Installing solar panels to the roof of a building is a good investment, but there is so much more that is possible, even if it does not seem feasible at first.
The flat roof of a building and the deck of a ship: two examples of surfaces that are very suitable for the application of solar panels, but which must remain accessible. Now, of course, it is possible to keep a walkway or walkable area clear, but this may restrict the number of ‘conventional’ PV panels that can be installed, giving a lower yield, especially if a large part of the surface has to be walkable. A workable solution is to apply walkable solar panels. This way, you make optimal energy-generating use of the space, without limiting the function of the roof or deck.
Walkable solar panels come in several types and specifications. They can be bendable, also called semi-flexible, which means it will not break or crack when you walk over it. High-quality glass-on-glass solar panels are also available as walkable PV panels. The panel consists of several layers of glass with layers of film between the glass. A semi-flexible panel can be fitted with an anti-slip layer. With a glass-on-glass solar panel, the top layer is always a sheet of glass, making it very slippery when damp or wet.
If you want to make optimal use of the available surface area without compromising accessibility, select a solar panel that is walkable. Ships, and sailing boats in particular, usually have decks with limited surface areas which must be fully walkable. On these decks, you want the highest possible yield. This is precisely when a walkable solar panel combines the advantages of a solid surface and the generation of sustainable energy.
Would you like to know more about our walkable products and which product best suits your situation? Or would you like an instant quotation for walkable solar panels? Then get in touch with us.
FAQ – Frequently Asked Questions

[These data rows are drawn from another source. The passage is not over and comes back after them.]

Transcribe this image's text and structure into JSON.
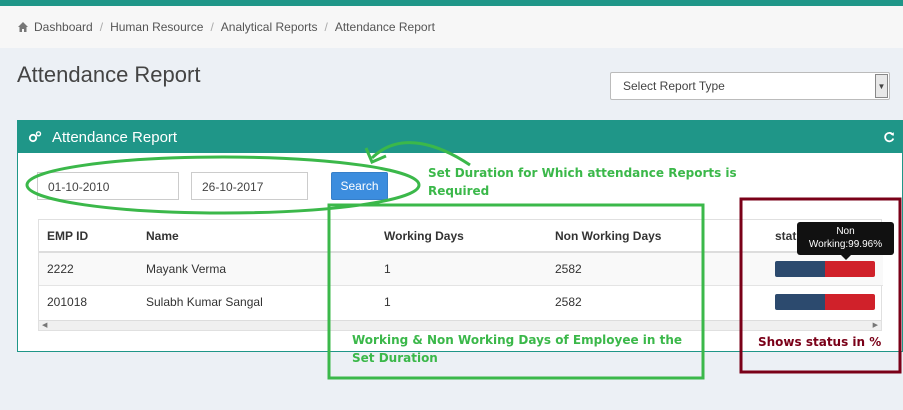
{
  "breadcrumb": {
    "items": [
      "Dashboard",
      "Human Resource",
      "Analytical Reports",
      "Attendance Report"
    ]
  },
  "page_title": "Attendance Report",
  "report_type_select": {
    "selected": "Select Report Type"
  },
  "panel": {
    "title": "Attendance Report"
  },
  "filters": {
    "from_date": "01-10-2010",
    "to_date": "26-10-2017",
    "search_label": "Search"
  },
  "table": {
    "headers": [
      "EMP ID",
      "Name",
      "Working Days",
      "Non Working Days",
      "status %"
    ],
    "rows": [
      {
        "emp_id": "2222",
        "name": "Mayank Verma",
        "working_days": "1",
        "non_working_days": "2582",
        "working_fraction": 0.5,
        "non_working_fraction": 0.5
      },
      {
        "emp_id": "201018",
        "name": "Sulabh Kumar Sangal",
        "working_days": "1",
        "non_working_days": "2582",
        "working_fraction": 0.5,
        "non_working_fraction": 0.5
      }
    ]
  },
  "tooltip": {
    "line1": "Non",
    "line2": "Working:99.96%"
  },
  "annotations": {
    "duration_note": [
      "Set Duration for Which attendance Reports is",
      "Required"
    ],
    "days_note": [
      "Working & Non Working Days of Employee in the",
      "Set Duration"
    ],
    "status_note": "Shows status in %"
  },
  "colors": {
    "header_teal": "#1f9688",
    "annotation_green": "#3bb84a",
    "annotation_maroon": "#7a0018",
    "working_bar": "#2c4a6e",
    "non_working_bar": "#d0212a"
  }
}
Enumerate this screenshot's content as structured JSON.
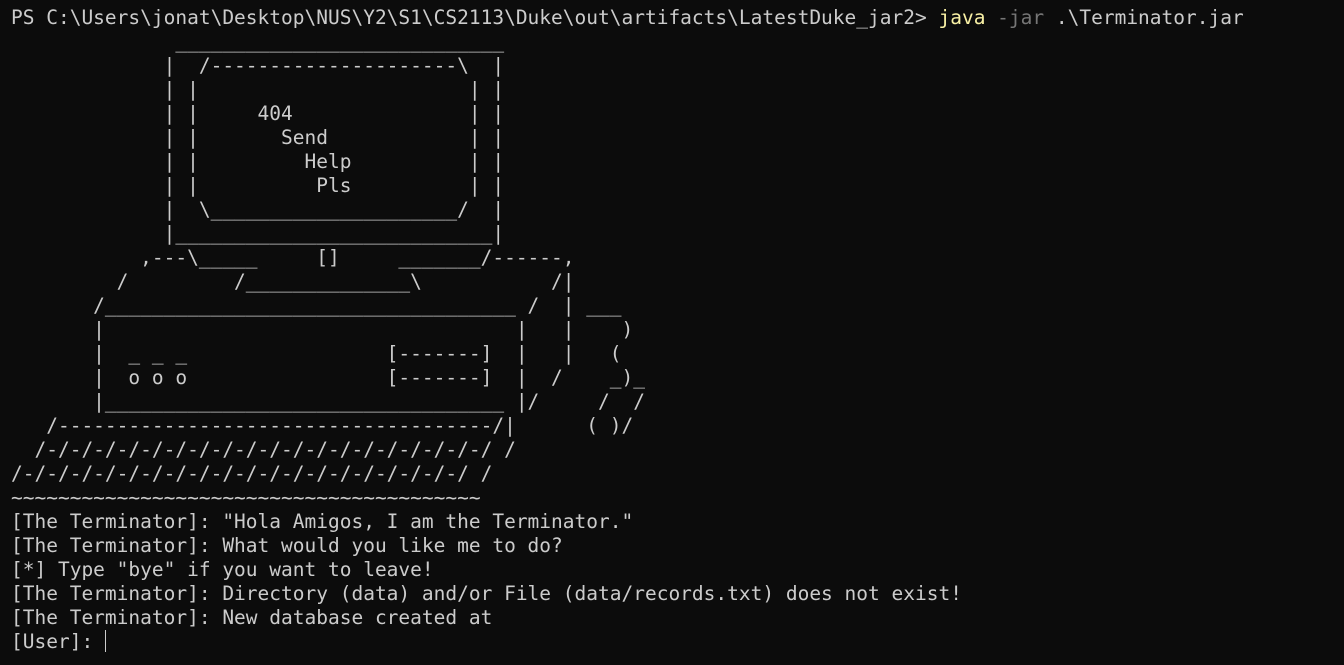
{
  "prompt": {
    "path_prompt": "PS C:\\Users\\jonat\\Desktop\\NUS\\Y2\\S1\\CS2113\\Duke\\out\\artifacts\\LatestDuke_jar2> ",
    "command": "java",
    "flag": " -jar",
    "argument": " .\\Terminator.jar"
  },
  "ascii_art": [
    "              ____________________________",
    "             |  /---------------------\\  |",
    "             | |                       | |",
    "             | |     404               | |",
    "             | |       Send            | |",
    "             | |         Help          | |",
    "             | |          Pls          | |",
    "             |  \\_____________________/  |",
    "             |___________________________|",
    "           ,---\\_____     []     _______/------,",
    "         /         /______________\\           /|",
    "       /___________________________________ /  | ___",
    "       |                                   |   |    )",
    "       |  _ _ _                 [-------]  |   |   (",
    "       |  o o o                 [-------]  |  /    _)_",
    "       |__________________________________ |/     /  /",
    "   /-------------------------------------/|      ( )/",
    "  /-/-/-/-/-/-/-/-/-/-/-/-/-/-/-/-/-/-/-/ /",
    "/-/-/-/-/-/-/-/-/-/-/-/-/-/-/-/-/-/-/-/ /",
    "~~~~~~~~~~~~~~~~~~~~~~~~~~~~~~~~~~~~~~~~"
  ],
  "messages": [
    "[The Terminator]: \"Hola Amigos, I am the Terminator.\"",
    "[The Terminator]: What would you like me to do?",
    "[*] Type \"bye\" if you want to leave!",
    "[The Terminator]: Directory (data) and/or File (data/records.txt) does not exist!",
    "[The Terminator]: New database created at"
  ],
  "input": {
    "label": "[User]: "
  }
}
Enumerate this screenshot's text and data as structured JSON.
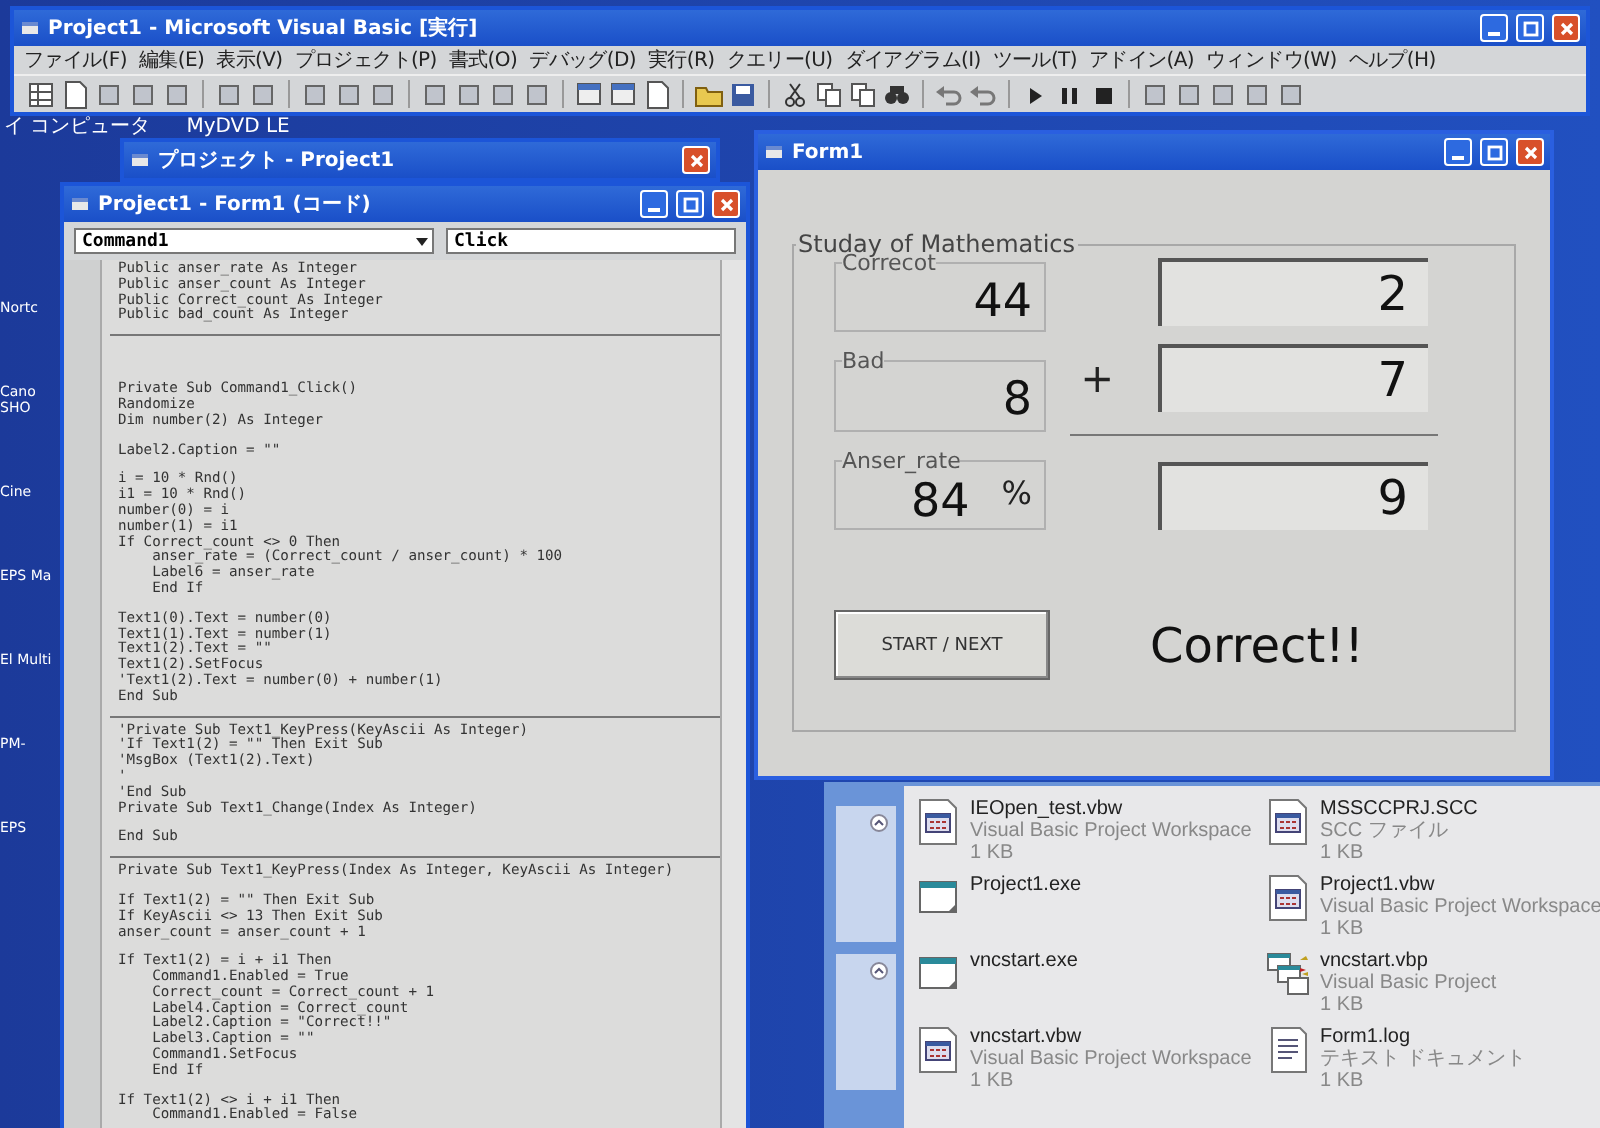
{
  "vb_window": {
    "title": "Project1 - Microsoft Visual Basic [実行]",
    "menu": [
      "ファイル(F)",
      "編集(E)",
      "表示(V)",
      "プロジェクト(P)",
      "書式(O)",
      "デバッグ(D)",
      "実行(R)",
      "クエリー(U)",
      "ダイアグラム(I)",
      "ツール(T)",
      "アドイン(A)",
      "ウィンドウ(W)",
      "ヘルプ(H)"
    ]
  },
  "desktop_top_icons": [
    "イ コンピュータ",
    "MyDVD LE"
  ],
  "desktop_side_icons": [
    "Nortc",
    "Cano SHO",
    "Cine",
    "EPS Ma",
    "El Multi",
    "PM-",
    "EPS"
  ],
  "project_window": {
    "title": "プロジェクト - Project1"
  },
  "code_window": {
    "title": "Project1 - Form1 (コード)",
    "object": "Command1",
    "procedure": "Click",
    "sections": [
      {
        "blocks": [
          [
            "Public anser_rate As Integer",
            "Public anser_count As Integer",
            "Public Correct_count As Integer",
            "Public bad_count As Integer"
          ]
        ]
      },
      {
        "blocks": [
          [
            "Private Sub Command1_Click()",
            "Randomize",
            "Dim number(2) As Integer"
          ],
          [
            "Label2.Caption = \"\""
          ],
          [
            "i = 10 * Rnd()",
            "i1 = 10 * Rnd()",
            "number(0) = i",
            "number(1) = i1",
            "If Correct_count <> 0 Then",
            "    anser_rate = (Correct_count / anser_count) * 100",
            "    Label6 = anser_rate",
            "    End If"
          ],
          [
            "Text1(0).Text = number(0)",
            "Text1(1).Text = number(1)",
            "Text1(2).Text = \"\"",
            "Text1(2).SetFocus",
            "'Text1(2).Text = number(0) + number(1)",
            "End Sub"
          ]
        ]
      },
      {
        "blocks": [
          [
            "'Private Sub Text1_KeyPress(KeyAscii As Integer)",
            "'If Text1(2) = \"\" Then Exit Sub",
            "'MsgBox (Text1(2).Text)",
            "'",
            "'End Sub",
            "Private Sub Text1_Change(Index As Integer)"
          ],
          [
            "End Sub"
          ]
        ]
      },
      {
        "blocks": [
          [
            "Private Sub Text1_KeyPress(Index As Integer, KeyAscii As Integer)"
          ],
          [
            "If Text1(2) = \"\" Then Exit Sub",
            "If KeyAscii <> 13 Then Exit Sub",
            "anser_count = anser_count + 1"
          ],
          [
            "If Text1(2) = i + i1 Then",
            "    Command1.Enabled = True",
            "    Correct_count = Correct_count + 1",
            "    Label4.Caption = Correct_count",
            "    Label2.Caption = \"Correct!!\"",
            "    Label3.Caption = \"\"",
            "    Command1.SetFocus",
            "    End If"
          ],
          [
            "If Text1(2) <> i + i1 Then",
            "    Command1.Enabled = False"
          ]
        ]
      }
    ]
  },
  "form_window": {
    "title": "Form1",
    "frame": "Studay of Mathematics",
    "stats": [
      {
        "label": "Correcot",
        "value": "44"
      },
      {
        "label": "Bad",
        "value": "8"
      },
      {
        "label": "Anser_rate",
        "value": "84",
        "unit": "%"
      }
    ],
    "operands": [
      "2",
      "7"
    ],
    "operator": "+",
    "answer": "9",
    "button": "START / NEXT",
    "result": "Correct!!"
  },
  "explorer": {
    "files": [
      {
        "name": "IEOpen_test.vbw",
        "type": "Visual Basic Project Workspace",
        "size": "1 KB",
        "kind": "workspace"
      },
      {
        "name": "MSSCCPRJ.SCC",
        "type": "SCC ファイル",
        "size": "1 KB",
        "kind": "workspace"
      },
      {
        "name": "Project1.exe",
        "kind": "exe"
      },
      {
        "name": "Project1.vbw",
        "type": "Visual Basic Project Workspace",
        "size": "1 KB",
        "kind": "workspace"
      },
      {
        "name": "vncstart.exe",
        "kind": "exe"
      },
      {
        "name": "vncstart.vbp",
        "type": "Visual Basic Project",
        "size": "1 KB",
        "kind": "project"
      },
      {
        "name": "vncstart.vbw",
        "type": "Visual Basic Project Workspace",
        "size": "1 KB",
        "kind": "workspace"
      },
      {
        "name": "Form1.log",
        "type": "テキスト ドキュメント",
        "size": "1 KB",
        "kind": "text"
      }
    ]
  }
}
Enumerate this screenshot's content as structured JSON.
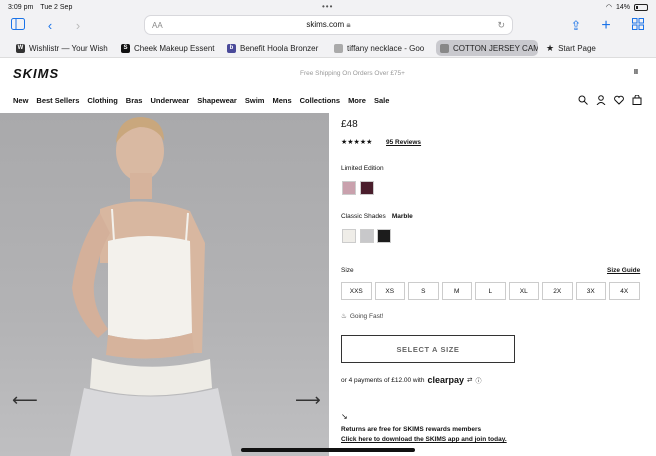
{
  "status": {
    "time": "3:09 pm",
    "date": "Tue 2 Sep",
    "battery": "14%"
  },
  "browser": {
    "aa": "AA",
    "url": "skims.com",
    "tabs": [
      {
        "label": "Wishlistr — Your Wish",
        "fav_letter": "W",
        "fav_color": "#333"
      },
      {
        "label": "Cheek Makeup Essent",
        "fav_letter": "S",
        "fav_color": "#111"
      },
      {
        "label": "Benefit Hoola Bronzer",
        "fav_letter": "b",
        "fav_color": "#4a4a9a"
      },
      {
        "label": "tiffany necklace - Goo",
        "fav_letter": "",
        "fav_color": "#aaa"
      },
      {
        "label": "COTTON JERSEY CAM",
        "fav_letter": "",
        "fav_color": "#888"
      },
      {
        "label": "Start Page",
        "fav_letter": "★",
        "fav_color": "#222"
      }
    ]
  },
  "site": {
    "logo": "SKIMS",
    "promo": "Free Shipping On Orders Over £75+",
    "pause": "II",
    "nav": [
      "New",
      "Best Sellers",
      "Clothing",
      "Bras",
      "Underwear",
      "Shapewear",
      "Swim",
      "Mens",
      "Collections",
      "More",
      "Sale"
    ]
  },
  "product": {
    "price": "£48",
    "stars": "★★★★★",
    "reviews": "95 Reviews",
    "limited_label": "Limited Edition",
    "limited_swatches": [
      "#c9a1ad",
      "#4a1e2c"
    ],
    "classic_label": "Classic Shades",
    "classic_selected": "Marble",
    "classic_swatches": [
      "#efede8",
      "#c8c8ca",
      "#1c1c1c"
    ],
    "size_label": "Size",
    "size_guide": "Size Guide",
    "sizes": [
      "XXS",
      "XS",
      "S",
      "M",
      "L",
      "XL",
      "2X",
      "3X",
      "4X"
    ],
    "going_fast": "Going Fast!",
    "select_size": "SELECT A SIZE",
    "pay_text": "or 4 payments of £12.00 with",
    "clearpay": "clearpay",
    "returns_line1": "Returns are free for SKIMS rewards members",
    "returns_line2": "Click here to download the SKIMS app and join today."
  }
}
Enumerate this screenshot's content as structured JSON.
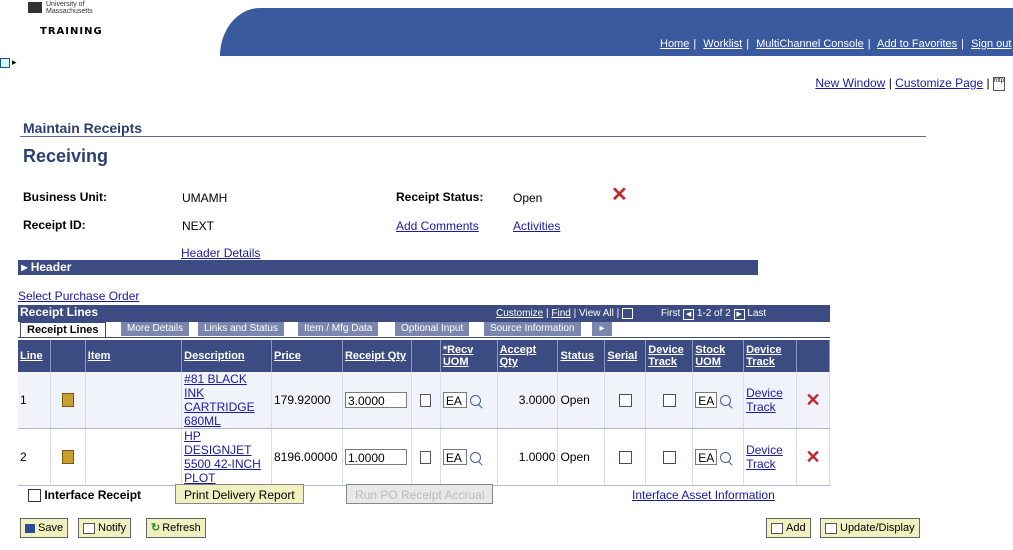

A walkable solar panel is one that does not break or crack under the load of a person. The panel can be semi-flexible, or bendable, where it bends a few centimetres under load and is coated with a non-slip layer, or, alternatively, it can be composed of several layers of glass so that it does not bend, crack or break while still capable of being walkable.
When you have a limited roof area, where most or all of the surface has to be accessible and you still want to generate sustainable power with PV panels or, for example, on a ship’s deck or the deck of a sailboat, where space is even more limited and solar panels actually add value.